- S. Amat, S. Subramanian, E. Timsit, T.W. Alexander
- Letters in applied microbiology 2017 v.64 no.5 pp. 343-349
- Lactobacillus acidophilus, Lactobacillus casei, Lactobacillus helveticus, Lactobacillus plantarum, Lactobacillus rhamnosus, Lactococcus lactis, Mannheimia haemolytica serotype 1, Paenibacillus polymyxa, Streptococcus thermophilus, adhesion, antibiotic resistance, antibiotics, bovine respiratory disease, cattle, cell adhesion, drug therapy, epithelium, feedlots, pathogens, probiotics, respiratory system, serotypes

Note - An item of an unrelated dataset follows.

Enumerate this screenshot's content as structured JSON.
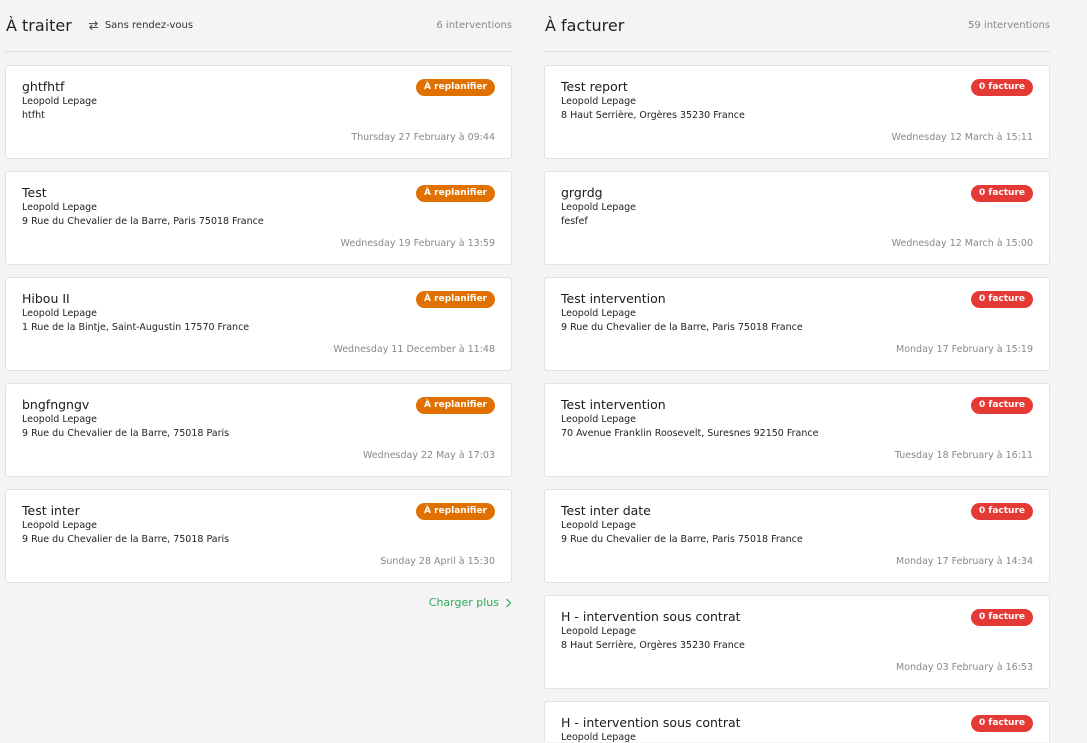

- This study evaluated the potential of probiotic bacteria to inhibit growth and cell adhesion of the bovine respiratory pathogen Mannheimia haemoltyica serotype 1. The inhibitory effects of nine probiotic strains (Lactobacillus acidophilus, Lactobacillus casei, Lactobacillus helveticus, Lactobacillus plantarum, Lactobacillus rhamnosus, Lactococcus lactis, Streptococcus thermophilus and two Paenibacillus polymyxa strains) against M. haemolytica were evaluated using a spot‐on‐lawn method. Probiotic strains were then tested for their adherence to bovine bronchial epithelial (BBE) cells and the ability to displace and compete against M. haemolytica on BBE. Except for S. thermophilus, all probiotic strains inhibited the growth of M. haemolytica, with zones of inhibition ranging between 12 and 19 mm. Lactobacillus strains and Lactococcus lactis displayed greater (P < 0·05) BBE adhesion compared with M. heamolytica (8·3%) and other probiotics (<2·2%). Strains of P. polymyxa and L. acidophilus caused the greatest reduction in M. haemolytica adherence, through both displacement and competition, compared with other probiotics. The results of this study suggest that probiotics may have the potential to colonize the bovine respiratory tract, and exert antagonistic effects against M. haemolytica serotype 1. SIGNIFICANCE AND IMPACT OF THE STUDY: A common method to control bovine respiratory disease (BRD) in feedlots is through mass medication with antibiotics upon cattle entry (i.e. metaphylaxis). Increasingly, antimicrobial resistance in BRD bacterial pathogens has been observed in feedlots, which may have important implications for cattle health. In this study, probiotic strains were shown to adhere to bovine respiratory cells and inhibit the BRD pathogen M. haemolytica serotype 1 through competition and displacement. Probiotics may therefore offer a mitigation strategy to reduce BRD bacterial pathogens, in place of metaphylactic antimicrobials.